Frank Baker raising chicks on his 80 acre beyond organic farm in Northern Michigan – Specializing in Pasture Pork and pasture raised Chicken

It’s a little known fact, but, to quote a little boy’s confession to Grandma, “Chickys really do like to swim.”

At least, one might think so when they get the opportunity so often.  Whether it’s a “pouring buckets” rainstorm, a broken water line, or a faucet forgotten “on”, the chickens seem to get lots of opportunities to try their aquatic skills.  Let it be known, chickens don’t swim well.

As I was on my way to town one evening this week to get bedding after the most recent flood, I thought about what it takes to make a farm work.  I was running for needed supplies, Joe and Sam were manning shovels with Mark, Rachel was helping me by entertaining Jim in the back seat, and Grandma was taking Dorothy to her evening activity.  Team.  Everyone pitching in when needed.  Sometimes it’s an emergency, sometimes it’s a get-it-done-quick situation, most often it’s just more-to-do-than-time-to-do-it-in that pulls everyone together.

I have to say, biased though I am, that we have a good team.  There aren’t really any jobs on the farm that any given person won’t do.  Some are better suited to certain jobs than others, but that’s the nature of “Team.”  We know a couple of other small farm families and they operate the same way: Team.  Of all the books about farm families through time, it’s the same component that makes a family farm work: Team.

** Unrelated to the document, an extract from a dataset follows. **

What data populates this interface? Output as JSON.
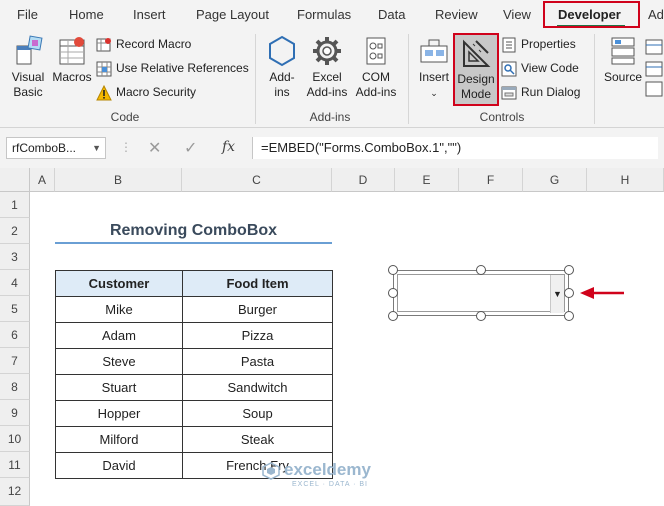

It isn’t easy to be a Team always.  Sometimes we’re tired and would like the night shift to take over (wishful thinking).  Sometimes we’re tired of each other and would prefer a little more space.  Sometimes we think if we never see another chick again it’d be too soon.  But at the end of the job, we step back together and say, “Job well done.”  We did it together.  We are a Team.

I think large farms miss out on that.  There are so many employees that the family doesn’t operate the farm.  They may or may not even live on the farm.  Certainly the children aren’t called on to rise above to meet a challenge that could be crucial to the family’s well-being in some way.  There’s something inspiring about that, whether it involves a plant crop or an animal.  It has potential to bring out the best in us, or at least offer a significant learning opportunity.  Another reason to stay away from industrial farming, in my mind.

So, we saved the chicks.  We stepped back and looked at each other.  We nodded our tired heads and said, “Good job everyone.  Thanks for the help.”  Go Team!!